Radio observations shed new light on Hanny's Voorwerp
DR EMILY BALDWIN
Posted: 25 June 2010
New high resolution radio observations from the European Very Long Baseline Interferometry Network (EVN) and the UK’s Multi-Element Radio Linked Interferometer Network (MERLIN) have probed the famed green cloud of gas known as 'Hanny's Voorwerp'.Hanny's Voorwerp, the green blob of gas in the centre of this image, sports a 16,000 light year diameter hole, and was discovered by Hanny Van Arkel as part of the Galaxy Zoo project. Image: Dan Smith, Peter Herbert, Matt Jarvis & the ING.
Hanny's Voorwerp was named after Dutch school teacher Hanny Van Arkel who identified the curious object while classifying galaxies as part of the Galaxy Zoo online citizen science project. The green blob of gas lies near the spiral galaxy IC 2497 but does not contain any stars itself.
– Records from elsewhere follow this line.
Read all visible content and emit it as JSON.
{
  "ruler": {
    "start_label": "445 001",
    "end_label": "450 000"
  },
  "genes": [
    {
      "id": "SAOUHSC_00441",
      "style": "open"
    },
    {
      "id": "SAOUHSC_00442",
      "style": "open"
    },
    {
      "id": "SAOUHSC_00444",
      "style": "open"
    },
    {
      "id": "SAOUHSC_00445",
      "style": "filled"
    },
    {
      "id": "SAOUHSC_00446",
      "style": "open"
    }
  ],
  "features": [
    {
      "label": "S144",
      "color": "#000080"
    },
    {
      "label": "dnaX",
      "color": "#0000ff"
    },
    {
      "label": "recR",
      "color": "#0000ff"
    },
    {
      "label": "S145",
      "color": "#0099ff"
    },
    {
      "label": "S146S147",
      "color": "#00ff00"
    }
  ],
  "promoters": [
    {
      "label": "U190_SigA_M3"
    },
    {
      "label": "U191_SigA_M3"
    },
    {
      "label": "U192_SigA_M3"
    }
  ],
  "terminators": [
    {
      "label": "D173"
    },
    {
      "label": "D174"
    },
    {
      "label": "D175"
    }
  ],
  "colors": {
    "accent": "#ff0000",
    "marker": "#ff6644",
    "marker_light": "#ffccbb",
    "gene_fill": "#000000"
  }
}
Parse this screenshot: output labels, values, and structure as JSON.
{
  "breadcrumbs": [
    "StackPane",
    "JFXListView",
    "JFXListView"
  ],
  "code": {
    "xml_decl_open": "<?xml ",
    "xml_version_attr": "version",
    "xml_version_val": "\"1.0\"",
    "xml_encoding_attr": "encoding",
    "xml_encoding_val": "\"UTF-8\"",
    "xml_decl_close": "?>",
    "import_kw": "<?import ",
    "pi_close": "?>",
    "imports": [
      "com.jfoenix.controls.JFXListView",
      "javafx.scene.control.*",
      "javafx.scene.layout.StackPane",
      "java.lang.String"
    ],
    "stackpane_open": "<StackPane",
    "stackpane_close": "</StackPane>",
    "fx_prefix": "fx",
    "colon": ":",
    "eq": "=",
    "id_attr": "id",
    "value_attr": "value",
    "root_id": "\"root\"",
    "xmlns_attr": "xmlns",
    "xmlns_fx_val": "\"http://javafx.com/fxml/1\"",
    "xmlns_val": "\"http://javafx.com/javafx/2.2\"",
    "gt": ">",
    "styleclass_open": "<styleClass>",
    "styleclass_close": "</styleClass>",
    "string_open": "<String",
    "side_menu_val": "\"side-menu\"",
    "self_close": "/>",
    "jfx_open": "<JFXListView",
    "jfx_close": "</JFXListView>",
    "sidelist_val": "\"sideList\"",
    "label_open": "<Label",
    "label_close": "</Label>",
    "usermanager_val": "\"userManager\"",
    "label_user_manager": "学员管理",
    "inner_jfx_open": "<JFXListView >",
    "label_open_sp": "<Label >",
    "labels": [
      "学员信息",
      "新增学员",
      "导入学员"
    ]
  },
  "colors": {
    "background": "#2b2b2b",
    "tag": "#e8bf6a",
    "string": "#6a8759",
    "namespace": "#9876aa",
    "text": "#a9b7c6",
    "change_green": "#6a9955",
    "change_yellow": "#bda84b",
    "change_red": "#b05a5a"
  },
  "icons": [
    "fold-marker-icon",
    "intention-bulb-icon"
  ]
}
It also sports a 16,000 light year wide hole in its centre.
Combining the observing power of the EVN and MERLIN, a team of astronomers aimed the telescopes at galaxy IC 2497, to see if any clues as to the nature of Hanny's Voorwerp might be hidden there. “The observations show two bright and very compact sources with broadband spectra that argue strongly for the existence of an active galactic nucleus (AGN) at the centre of the galaxy, IC 2497,” says Michael Garrett, General Director of the Netherlands Institute for Radio Astronomy, ASTRON. “One of the sources appears to be identified with the base of the supermassive black hole at the centre of the AGN itself, while the other one is likely to be the result of an energetic jet expelled by the black hole and now interacting with the dense gas that surrounds IC 2497.”Radio observations of galaxy IC 2497 reveal two compact sources, signalling the presence of an active galactic nucleus, and smooth and extended emission implying a starburst region. Image: ASTRON.
Garrett and his colleagues believe that the radiation output from the AGN is heating Hanny’s Voorwerp to a temperature exceeding 10,000 degrees. The plot thickens with the observation of extended radio emission, suggesting intense star formation. “We knew that IC 2497 is forming stars, but we were surprised to find that the star formation seems to be concentrated in a very small central region, only 3000 light-years across,” says Hayden Rampadarath of the University of Manchester.
The observations show that IC 2497 is spawning stars with a total mass of 70 Suns per year in this condensed central region, a rate about six times higher than the nearby starburst galaxy M82. It is quite unusual to find such concentrated and intense star formation alongside AGN radio activity, and both on similar scales, too. “It seems that IC 2497 swings both ways,” comments Garrett.
The new observations support initial theories on the nature of Hanny's Voorwerp as a region of gas ionized by IC 2497's AGN, perhaps only visible because of the specific geometry of the galaxy, gas and us, but further data recently derived from the refurbished Hubble Space Telescope is expected to shed even more light on this fascinating object in the weeks to come.